| WHAT NEEDS TO BE DONE |
Would you restate all the data that follows, word for word?

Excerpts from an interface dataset

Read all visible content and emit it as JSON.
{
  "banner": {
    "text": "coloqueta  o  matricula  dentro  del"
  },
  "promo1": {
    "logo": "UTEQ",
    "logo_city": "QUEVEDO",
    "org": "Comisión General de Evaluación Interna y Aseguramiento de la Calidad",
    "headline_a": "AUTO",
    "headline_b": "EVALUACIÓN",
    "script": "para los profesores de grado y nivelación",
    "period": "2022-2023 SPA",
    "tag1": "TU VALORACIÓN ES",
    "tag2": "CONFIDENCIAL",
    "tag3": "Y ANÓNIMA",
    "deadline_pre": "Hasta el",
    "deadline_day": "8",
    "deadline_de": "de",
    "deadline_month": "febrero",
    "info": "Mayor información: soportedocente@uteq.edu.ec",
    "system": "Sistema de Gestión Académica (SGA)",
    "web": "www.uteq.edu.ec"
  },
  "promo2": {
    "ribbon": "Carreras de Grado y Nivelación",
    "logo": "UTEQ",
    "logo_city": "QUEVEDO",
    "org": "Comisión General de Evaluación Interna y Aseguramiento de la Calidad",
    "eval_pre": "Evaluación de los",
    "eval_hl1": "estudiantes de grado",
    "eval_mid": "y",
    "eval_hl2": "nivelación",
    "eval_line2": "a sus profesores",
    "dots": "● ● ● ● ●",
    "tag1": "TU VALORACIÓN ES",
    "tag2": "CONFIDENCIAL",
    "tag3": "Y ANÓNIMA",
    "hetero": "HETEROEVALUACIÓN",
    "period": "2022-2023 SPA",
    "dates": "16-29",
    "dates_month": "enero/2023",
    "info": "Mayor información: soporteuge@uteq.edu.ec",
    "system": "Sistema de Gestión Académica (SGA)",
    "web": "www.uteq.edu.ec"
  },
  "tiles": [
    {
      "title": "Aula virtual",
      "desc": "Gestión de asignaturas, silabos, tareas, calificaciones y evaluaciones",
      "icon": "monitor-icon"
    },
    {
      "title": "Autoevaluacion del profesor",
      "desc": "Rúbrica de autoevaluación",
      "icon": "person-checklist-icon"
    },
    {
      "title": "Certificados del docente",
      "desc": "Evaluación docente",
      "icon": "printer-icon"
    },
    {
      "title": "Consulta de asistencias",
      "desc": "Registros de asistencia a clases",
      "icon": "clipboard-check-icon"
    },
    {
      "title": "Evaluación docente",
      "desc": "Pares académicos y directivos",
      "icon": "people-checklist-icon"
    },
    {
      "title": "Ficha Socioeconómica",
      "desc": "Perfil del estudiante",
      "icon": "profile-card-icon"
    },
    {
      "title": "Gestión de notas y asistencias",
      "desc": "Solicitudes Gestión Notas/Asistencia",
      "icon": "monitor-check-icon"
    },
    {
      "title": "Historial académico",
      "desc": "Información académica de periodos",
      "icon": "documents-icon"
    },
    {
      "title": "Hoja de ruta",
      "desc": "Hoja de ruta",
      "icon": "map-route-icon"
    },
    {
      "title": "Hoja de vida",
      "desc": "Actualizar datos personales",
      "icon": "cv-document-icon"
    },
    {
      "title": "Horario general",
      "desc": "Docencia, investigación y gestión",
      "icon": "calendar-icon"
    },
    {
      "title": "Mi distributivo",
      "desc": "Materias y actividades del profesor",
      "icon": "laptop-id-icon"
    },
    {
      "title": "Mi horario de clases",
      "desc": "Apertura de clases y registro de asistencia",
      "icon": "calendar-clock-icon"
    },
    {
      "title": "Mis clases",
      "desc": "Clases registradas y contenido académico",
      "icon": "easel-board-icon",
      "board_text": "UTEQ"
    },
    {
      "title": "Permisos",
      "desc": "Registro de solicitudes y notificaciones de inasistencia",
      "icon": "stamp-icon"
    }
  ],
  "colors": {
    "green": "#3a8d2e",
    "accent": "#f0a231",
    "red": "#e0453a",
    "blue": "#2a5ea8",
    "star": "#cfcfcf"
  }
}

| ANSWER TO THE PROBLEM |
Read all visible content and emit it as JSON.
{
  "banner": {
    "text": "coloqueta  o  matricula  dentro  del"
  },
  "promo1": {
    "logo": "UTEQ",
    "logo_city": "QUEVEDO",
    "org": "Comisión General de Evaluación Interna y Aseguramiento de la Calidad",
    "headline_a": "AUTO",
    "headline_b": "EVALUACIÓN",
    "script": "para los profesores de grado y nivelación",
    "period": "2022-2023 SPA",
    "tag1": "TU VALORACIÓN ES",
    "tag2": "CONFIDENCIAL",
    "tag3": "Y ANÓNIMA",
    "deadline_pre": "Hasta el",
    "deadline_day": "8",
    "deadline_de": "de",
    "deadline_month": "febrero",
    "info": "Mayor información: soportedocente@uteq.edu.ec",
    "system": "Sistema de Gestión Académica (SGA)",
    "web": "www.uteq.edu.ec"
  },
  "promo2": {
    "ribbon": "Carreras de Grado y Nivelación",
    "logo": "UTEQ",
    "logo_city": "QUEVEDO",
    "org": "Comisión General de Evaluación Interna y Aseguramiento de la Calidad",
    "eval_pre": "Evaluación de los",
    "eval_hl1": "estudiantes de grado",
    "eval_mid": "y",
    "eval_hl2": "nivelación",
    "eval_line2": "a sus profesores",
    "dots": "● ● ● ● ●",
    "tag1": "TU VALORACIÓN ES",
    "tag2": "CONFIDENCIAL",
    "tag3": "Y ANÓNIMA",
    "hetero": "HETEROEVALUACIÓN",
    "period": "2022-2023 SPA",
    "dates": "16-29",
    "dates_month": "enero/2023",
    "info": "Mayor información: soporteuge@uteq.edu.ec",
    "system": "Sistema de Gestión Académica (SGA)",
    "web": "www.uteq.edu.ec"
  },
  "tiles": [
    {
      "title": "Aula virtual",
      "desc": "Gestión de asignaturas, silabos, tareas, calificaciones y evaluaciones",
      "icon": "monitor-icon"
    },
    {
      "title": "Autoevaluacion del profesor",
      "desc": "Rúbrica de autoevaluación",
      "icon": "person-checklist-icon"
    },
    {
      "title": "Certificados del docente",
      "desc": "Evaluación docente",
      "icon": "printer-icon"
    },
    {
      "title": "Consulta de asistencias",
      "desc": "Registros de asistencia a clases",
      "icon": "clipboard-check-icon"
    },
    {
      "title": "Evaluación docente",
      "desc": "Pares académicos y directivos",
      "icon": "people-checklist-icon"
    },
    {
      "title": "Ficha Socioeconómica",
      "desc": "Perfil del estudiante",
      "icon": "profile-card-icon"
    },
    {
      "title": "Gestión de notas y asistencias",
      "desc": "Solicitudes Gestión Notas/Asistencia",
      "icon": "monitor-check-icon"
    },
    {
      "title": "Historial académico",
      "desc": "Información académica de periodos",
      "icon": "documents-icon"
    },
    {
      "title": "Hoja de ruta",
      "desc": "Hoja de ruta",
      "icon": "map-route-icon"
    },
    {
      "title": "Hoja de vida",
      "desc": "Actualizar datos personales",
      "icon": "cv-document-icon"
    },
    {
      "title": "Horario general",
      "desc": "Docencia, investigación y gestión",
      "icon": "calendar-icon"
    },
    {
      "title": "Mi distributivo",
      "desc": "Materias y actividades del profesor",
      "icon": "laptop-id-icon"
    },
    {
      "title": "Mi horario de clases",
      "desc": "Apertura de clases y registro de asistencia",
      "icon": "calendar-clock-icon"
    },
    {
      "title": "Mis clases",
      "desc": "Clases registradas y contenido académico",
      "icon": "easel-board-icon",
      "board_text": "UTEQ"
    },
    {
      "title": "Permisos",
      "desc": "Registro de solicitudes y notificaciones de inasistencia",
      "icon": "stamp-icon"
    }
  ],
  "colors": {
    "green": "#3a8d2e",
    "accent": "#f0a231",
    "red": "#e0453a",
    "blue": "#2a5ea8",
    "star": "#cfcfcf"
  }
}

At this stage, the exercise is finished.